So this meme idea, which may have been self-mutated, perhaps started as acknowledging the difference between physical features, culture, tradition, religion and so on. Though in fear of there being competition for a chromosomal like position, such as religion – in this country many wrongfully associate Sharia Law with Allah and Islam opposed to the usually understood religion of Christianity alongside God and English culture, despite both religions referring to the same being yet worshipped and considered in different ways. Therefore understandably, it seems these memes contest at the core – despite spreading like a virus and strengthening through many forms in order to uphold its own propagation. Dawkins refers to such as mutually assisting memes that work toward maintaining some ideology.
Dawkins also highlights a similar phenomenon within God and blind faith. Similarly to my example, he claims that despite two religions worshipping the same God, in order to propagate their way of faith they have ruthless ways. Such is apparent in the Crusade. Patriotism and Politics also maintain themselves through very questionable methods, and yet in light of these genetic comparison the will to maintain and infect is forceful. In conclusion Dawkins states we can defy these selfish memes of our indoctrination, despite being built by genetics and cultured through memes we can rebel against this tyranny.

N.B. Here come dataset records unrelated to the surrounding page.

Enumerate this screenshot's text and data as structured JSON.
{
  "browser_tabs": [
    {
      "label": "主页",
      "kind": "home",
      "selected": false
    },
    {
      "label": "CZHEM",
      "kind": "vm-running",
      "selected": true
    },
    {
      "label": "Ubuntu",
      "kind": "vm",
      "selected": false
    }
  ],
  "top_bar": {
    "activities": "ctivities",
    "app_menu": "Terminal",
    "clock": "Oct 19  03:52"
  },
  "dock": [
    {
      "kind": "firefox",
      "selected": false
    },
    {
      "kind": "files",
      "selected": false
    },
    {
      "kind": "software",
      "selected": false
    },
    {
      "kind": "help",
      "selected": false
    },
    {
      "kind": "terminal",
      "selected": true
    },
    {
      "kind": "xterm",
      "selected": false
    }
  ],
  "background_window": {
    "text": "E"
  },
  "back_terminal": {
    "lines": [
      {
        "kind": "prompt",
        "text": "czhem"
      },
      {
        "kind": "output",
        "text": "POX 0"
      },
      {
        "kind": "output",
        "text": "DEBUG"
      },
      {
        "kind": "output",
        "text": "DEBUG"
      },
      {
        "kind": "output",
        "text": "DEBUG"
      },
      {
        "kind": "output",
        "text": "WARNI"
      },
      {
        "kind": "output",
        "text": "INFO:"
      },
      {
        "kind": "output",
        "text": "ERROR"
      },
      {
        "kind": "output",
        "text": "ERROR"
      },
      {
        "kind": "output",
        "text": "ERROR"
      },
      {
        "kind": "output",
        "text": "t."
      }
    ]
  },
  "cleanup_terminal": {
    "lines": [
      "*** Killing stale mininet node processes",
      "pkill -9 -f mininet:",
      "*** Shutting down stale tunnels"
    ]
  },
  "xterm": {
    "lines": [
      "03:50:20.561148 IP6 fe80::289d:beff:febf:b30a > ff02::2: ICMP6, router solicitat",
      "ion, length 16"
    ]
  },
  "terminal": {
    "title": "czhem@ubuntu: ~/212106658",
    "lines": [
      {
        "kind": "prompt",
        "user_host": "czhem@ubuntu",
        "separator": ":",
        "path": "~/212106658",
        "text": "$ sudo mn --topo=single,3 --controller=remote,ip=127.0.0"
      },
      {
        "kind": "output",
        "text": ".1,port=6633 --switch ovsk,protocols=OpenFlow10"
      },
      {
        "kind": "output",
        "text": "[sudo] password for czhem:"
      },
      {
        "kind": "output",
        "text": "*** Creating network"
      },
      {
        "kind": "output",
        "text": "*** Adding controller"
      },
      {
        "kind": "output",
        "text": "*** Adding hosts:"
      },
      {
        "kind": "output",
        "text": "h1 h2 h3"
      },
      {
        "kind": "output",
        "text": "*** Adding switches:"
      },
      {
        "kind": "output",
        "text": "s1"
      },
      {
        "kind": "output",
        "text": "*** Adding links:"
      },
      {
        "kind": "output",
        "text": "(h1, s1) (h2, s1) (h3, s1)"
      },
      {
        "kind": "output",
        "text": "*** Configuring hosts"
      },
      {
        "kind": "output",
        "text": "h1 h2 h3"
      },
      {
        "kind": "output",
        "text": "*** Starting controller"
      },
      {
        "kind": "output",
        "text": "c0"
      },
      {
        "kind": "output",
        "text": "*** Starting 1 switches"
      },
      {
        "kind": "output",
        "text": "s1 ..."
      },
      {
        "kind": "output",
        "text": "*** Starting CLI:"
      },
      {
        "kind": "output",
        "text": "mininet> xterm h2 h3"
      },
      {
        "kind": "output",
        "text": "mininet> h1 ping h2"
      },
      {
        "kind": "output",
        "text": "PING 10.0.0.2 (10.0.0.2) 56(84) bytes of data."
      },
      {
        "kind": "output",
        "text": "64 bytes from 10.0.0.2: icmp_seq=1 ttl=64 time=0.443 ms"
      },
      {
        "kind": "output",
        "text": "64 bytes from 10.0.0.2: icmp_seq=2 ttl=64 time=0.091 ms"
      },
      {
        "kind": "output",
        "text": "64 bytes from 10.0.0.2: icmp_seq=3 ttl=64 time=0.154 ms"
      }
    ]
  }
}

There are theorists which attempt to take away from the plausibility of the meme idea. Gregory Schrempp divulges in what he entitles the “dark side of the meme”, highlighting the morally negative insinuations of the genes which are described as disease, virus like. The same occurs within memes, despite some aiming for good Schrempp states they behave badly. He claims they are like politicians, due to their unnerving exploitive and self-promoting behaviour. Schrempp uses an example of Plato, who in his Republic advocates hiding the atrocities caused by the Gods which could make them questionable to youth. This encourages the maintenance and respect of those Gods, which in turn influences the propagation of this meme.
A more optimistic perspective on memes is proposed by Daniel Dennett. Dennett states that meme evolution is not just analogous to biological or genetic evolution, and it is not just something metaphoric or analogous as Dawkins describes – but a phenomenon that exactly obeys the laws of natural selection. He states the same way the evolution of animals didn’t proceed until the evolution of plants, which paved way for convertible nutrients, memes only began to evolve when homo sapiens with the necessary brains to propagate them through habitual communication. Unlike the negative Schrempp, Dennett claims that very general memes are beneficial for us, such as: cooperation, music, writing, education, environmental awareness etc. Whilst others, like anti-Semitism, computer viruses, and criminal damage are not. Hence Dennett likens meme vehicles, which invade our eyes and ears, to parasites. However he raises the point that we contain parasites within our stomach in the form of bacteria, which aids food digestion. Therefore some could be beneficial, despite the bad connotations which come with parasites.